[Exercise data]:
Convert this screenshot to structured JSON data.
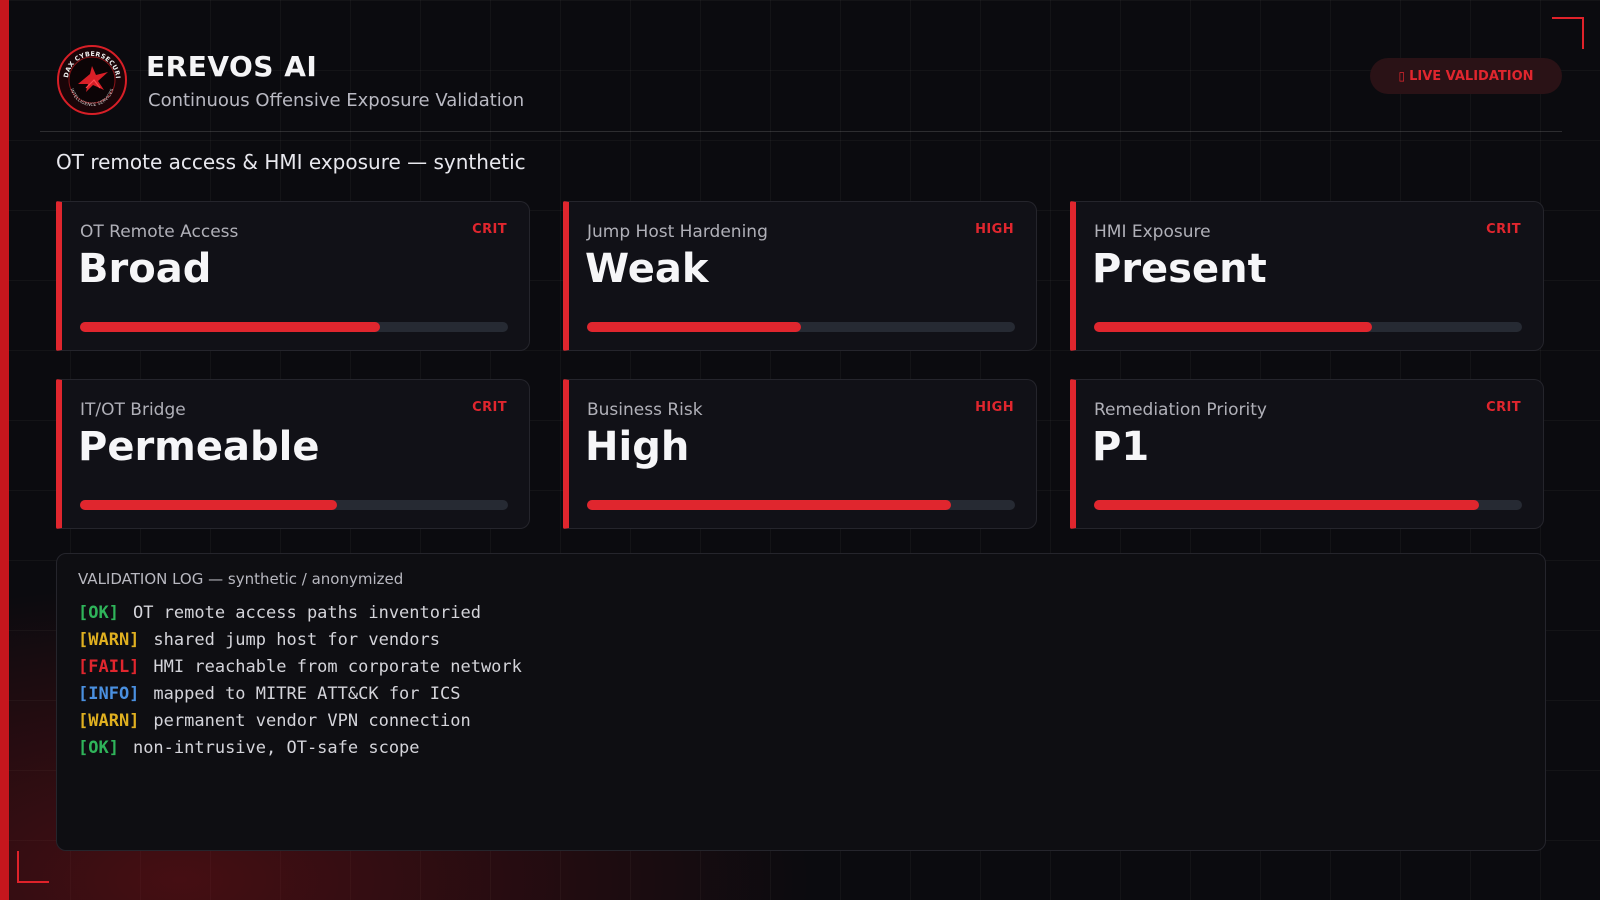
{
  "header": {
    "logo_text": "AUDAX CYBERSECURITY · INTELLIGENCE SERVICES",
    "title": "EREVOS AI",
    "subtitle": "Continuous Offensive Exposure Validation",
    "live_badge": "LIVE VALIDATION",
    "live_dot": "▯"
  },
  "section_title": "OT remote access & HMI exposure — synthetic",
  "cards": [
    {
      "label": "OT Remote Access",
      "severity": "CRIT",
      "value": "Broad",
      "level": 0.7
    },
    {
      "label": "Jump Host Hardening",
      "severity": "HIGH",
      "value": "Weak",
      "level": 0.5
    },
    {
      "label": "HMI Exposure",
      "severity": "CRIT",
      "value": "Present",
      "level": 0.65
    },
    {
      "label": "IT/OT Bridge",
      "severity": "CRIT",
      "value": "Permeable",
      "level": 0.6
    },
    {
      "label": "Business Risk",
      "severity": "HIGH",
      "value": "High",
      "level": 0.85
    },
    {
      "label": "Remediation Priority",
      "severity": "CRIT",
      "value": "P1",
      "level": 0.9
    }
  ],
  "log": {
    "title": "VALIDATION LOG — synthetic / anonymized",
    "lines": [
      {
        "tag": "[OK]",
        "text": "OT remote access paths inventoried"
      },
      {
        "tag": "[WARN]",
        "text": "shared jump host for vendors"
      },
      {
        "tag": "[FAIL]",
        "text": "HMI reachable from corporate network"
      },
      {
        "tag": "[INFO]",
        "text": "mapped to MITRE ATT&CK for ICS"
      },
      {
        "tag": "[WARN]",
        "text": "permanent vendor VPN connection"
      },
      {
        "tag": "[OK]",
        "text": "non-intrusive, OT-safe scope"
      }
    ]
  },
  "colors": {
    "accent": "#e0262e",
    "ok": "#2fb45a",
    "warn": "#e0b020",
    "info": "#4a90e0"
  }
}
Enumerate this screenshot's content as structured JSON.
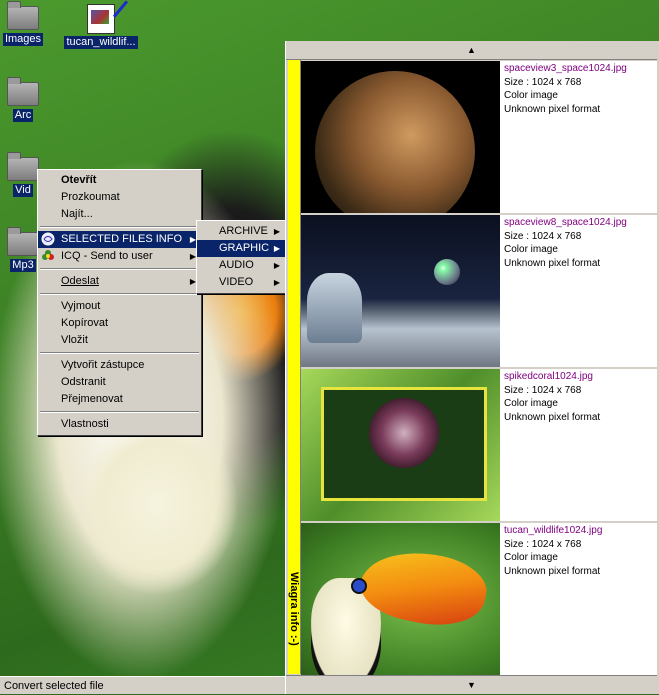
{
  "desktop": {
    "icons": [
      {
        "label": "Images"
      },
      {
        "label": "tucan_wildlif..."
      },
      {
        "label": "Arc"
      },
      {
        "label": "Vid"
      },
      {
        "label": "Mp3"
      }
    ]
  },
  "context_menu": {
    "items": [
      {
        "label": "Otevřít"
      },
      {
        "label": "Prozkoumat"
      },
      {
        "label": "Najít..."
      },
      {
        "label": "SELECTED FILES INFO"
      },
      {
        "label": "ICQ - Send to user"
      },
      {
        "label": "Odeslat"
      },
      {
        "label": "Vyjmout"
      },
      {
        "label": "Kopírovat"
      },
      {
        "label": "Vložit"
      },
      {
        "label": "Vytvořit zástupce"
      },
      {
        "label": "Odstranit"
      },
      {
        "label": "Přejmenovat"
      },
      {
        "label": "Vlastnosti"
      }
    ]
  },
  "submenu": {
    "items": [
      {
        "label": "ARCHIVE"
      },
      {
        "label": "GRAPHIC"
      },
      {
        "label": "AUDIO"
      },
      {
        "label": "VIDEO"
      }
    ]
  },
  "preview": {
    "side_label": "Wiagra info :-)",
    "entries": [
      {
        "file": "spaceview3_space1024.jpg",
        "size": "Size : 1024 x 768",
        "color": "Color image",
        "format": "Unknown pixel format"
      },
      {
        "file": "spaceview8_space1024.jpg",
        "size": "Size : 1024 x 768",
        "color": "Color image",
        "format": "Unknown pixel format"
      },
      {
        "file": "spikedcoral1024.jpg",
        "size": "Size : 1024 x 768",
        "color": "Color image",
        "format": "Unknown pixel format"
      },
      {
        "file": "tucan_wildlife1024.jpg",
        "size": "Size : 1024 x 768",
        "color": "Color image",
        "format": "Unknown pixel format"
      }
    ]
  },
  "status": {
    "text": "Convert selected file"
  },
  "icons": {
    "scroll_up": "triangle-up-icon",
    "scroll_down": "triangle-down-icon",
    "submenu_arrow": "triangle-right-icon"
  }
}
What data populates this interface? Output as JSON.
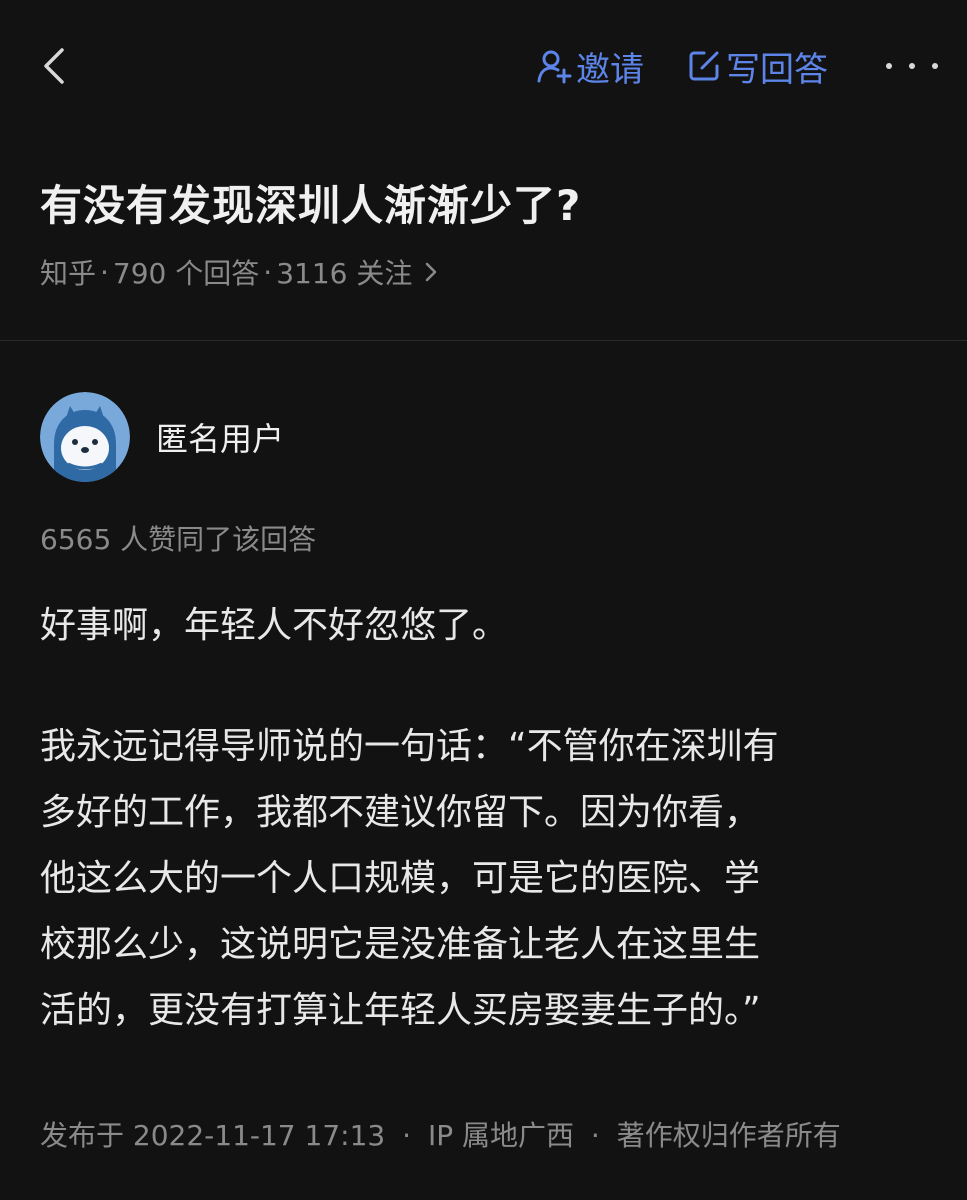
{
  "header": {
    "back_icon": "chevron-left-icon",
    "invite_label": "邀请",
    "invite_icon": "person-add-icon",
    "write_label": "写回答",
    "write_icon": "edit-icon",
    "more_icon": "more-horizontal-icon",
    "accent_color": "#5d84e8"
  },
  "question": {
    "title": "有没有发现深圳人渐渐少了?",
    "source": "知乎",
    "answers": "790 个回答",
    "follows": "3116 关注",
    "dot": "·"
  },
  "answer": {
    "author": "匿名用户",
    "avatar_icon": "anonymous-avatar-icon",
    "votes": "6565 人赞同了该回答",
    "paragraph1": "好事啊，年轻人不好忽悠了。",
    "paragraph2_lines": [
      "我永远记得导师说的一句话：“不管你在深圳有",
      "多好的工作，我都不建议你留下。因为你看，",
      "他这么大的一个人口规模，可是它的医院、学",
      "校那么少，这说明它是没准备让老人在这里生",
      "活的，更没有打算让年轻人买房娶妻生子的。”"
    ],
    "published": "发布于 2022-11-17 17:13",
    "ip": "IP 属地广西",
    "copyright": "著作权归作者所有",
    "sep": "·"
  },
  "theme": {
    "background": "#121212",
    "text": "#ebebeb",
    "muted": "#8a8a8a"
  }
}
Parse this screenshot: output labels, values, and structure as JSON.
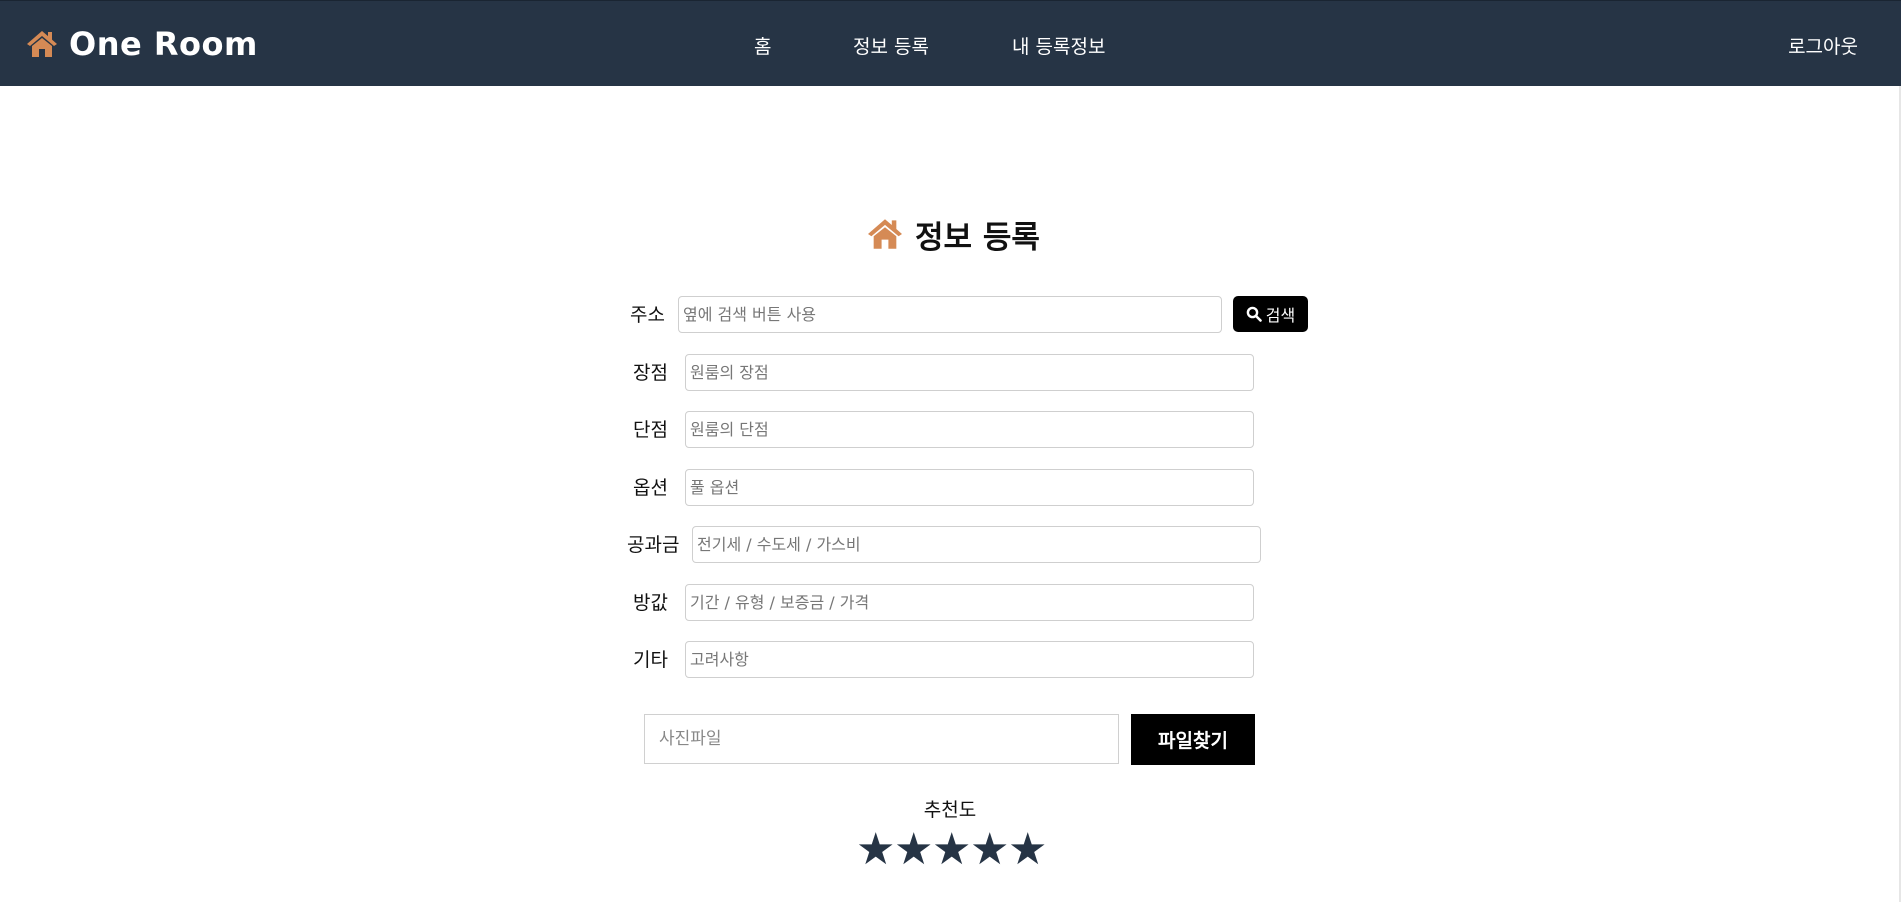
{
  "colors": {
    "navbar_bg": "#263445",
    "accent_icon": "#d58a55",
    "button_bg": "#000000",
    "star": "#263445"
  },
  "header": {
    "brand": "One Room",
    "brand_icon": "home-icon",
    "nav": [
      "홈",
      "정보 등록",
      "내 등록정보"
    ],
    "logout": "로그아웃"
  },
  "form": {
    "title": "정보 등록",
    "title_icon": "home-icon",
    "address": {
      "label": "주소",
      "placeholder": "옆에 검색 버튼 사용"
    },
    "search_button": {
      "label": "검색",
      "icon": "search-icon"
    },
    "pros": {
      "label": "장점",
      "placeholder": "원룸의 장점"
    },
    "cons": {
      "label": "단점",
      "placeholder": "원룸의 단점"
    },
    "options": {
      "label": "옵션",
      "placeholder": "풀 옵션"
    },
    "utilities": {
      "label": "공과금",
      "placeholder": "전기세 / 수도세 / 가스비"
    },
    "rent": {
      "label": "방값",
      "placeholder": "기간 / 유형 / 보증금 / 가격"
    },
    "etc": {
      "label": "기타",
      "placeholder": "고려사항"
    },
    "photo": {
      "placeholder": "사진파일",
      "button_label": "파일찾기"
    },
    "rating": {
      "label": "추천도",
      "stars": [
        "★",
        "★",
        "★",
        "★",
        "★"
      ],
      "value": 5,
      "max": 5
    }
  }
}
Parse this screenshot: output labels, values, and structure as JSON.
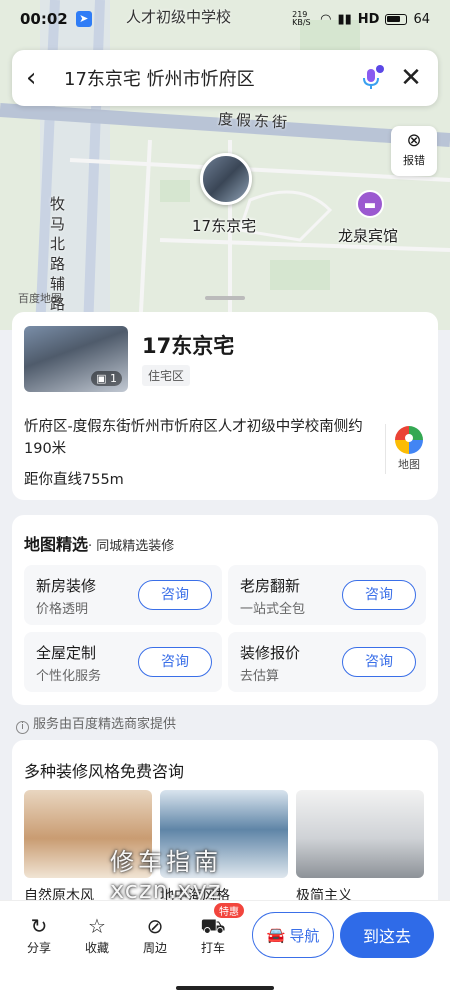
{
  "status_bar": {
    "time": "00:02",
    "speed": "219 KB/S",
    "network": "HD",
    "battery": "64"
  },
  "map": {
    "top_label": "人才初级中学校",
    "road_label": "度假东街",
    "side_road_label": [
      "牧",
      "马",
      "北",
      "路",
      "辅",
      "路"
    ],
    "pin_label": "17东京宅",
    "poi_label": "龙泉宾馆",
    "brand": "百度地图"
  },
  "search": {
    "query": "17东京宅 忻州市忻府区"
  },
  "report_button": {
    "label": "报错"
  },
  "place": {
    "name": "17东京宅",
    "photo_count": "1",
    "category": "住宅区",
    "address": "忻府区-度假东街忻州市忻府区人才初级中学校南侧约190米",
    "distance": "距你直线755m",
    "map_label": "地图"
  },
  "selection": {
    "title": "地图精选",
    "subtitle": "· 同城精选装修",
    "services": [
      {
        "title": "新房装修",
        "subtitle": "价格透明",
        "button": "咨询"
      },
      {
        "title": "老房翻新",
        "subtitle": "一站式全包",
        "button": "咨询"
      },
      {
        "title": "全屋定制",
        "subtitle": "个性化服务",
        "button": "咨询"
      },
      {
        "title": "装修报价",
        "subtitle": "去估算",
        "button": "咨询"
      }
    ]
  },
  "provider_note": "服务由百度精选商家提供",
  "styles_card": {
    "title": "多种装修风格免费咨询",
    "items": [
      {
        "caption": "自然原木风"
      },
      {
        "caption": "地中海风格"
      },
      {
        "caption": "极简主义"
      }
    ]
  },
  "watermark": {
    "line1": "修车指南",
    "line2": "xczn.xyz"
  },
  "bottom_bar": {
    "share": "分享",
    "collect": "收藏",
    "nearby": "周边",
    "taxi": "打车",
    "taxi_badge": "特惠",
    "navigate": "导航",
    "go_here": "到这去"
  },
  "colors": {
    "accent": "#2f6be8",
    "poi": "#9b59d0",
    "badge": "#f2453d"
  }
}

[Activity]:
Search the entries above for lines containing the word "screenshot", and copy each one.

[Completed exercise]:
Convert this screenshot to structured JSON data.
Enumerate this screenshot's content as structured JSON.
Parse this screenshot: output labels, values, and structure as JSON.
Parse this screenshot: output labels, values, and structure as JSON.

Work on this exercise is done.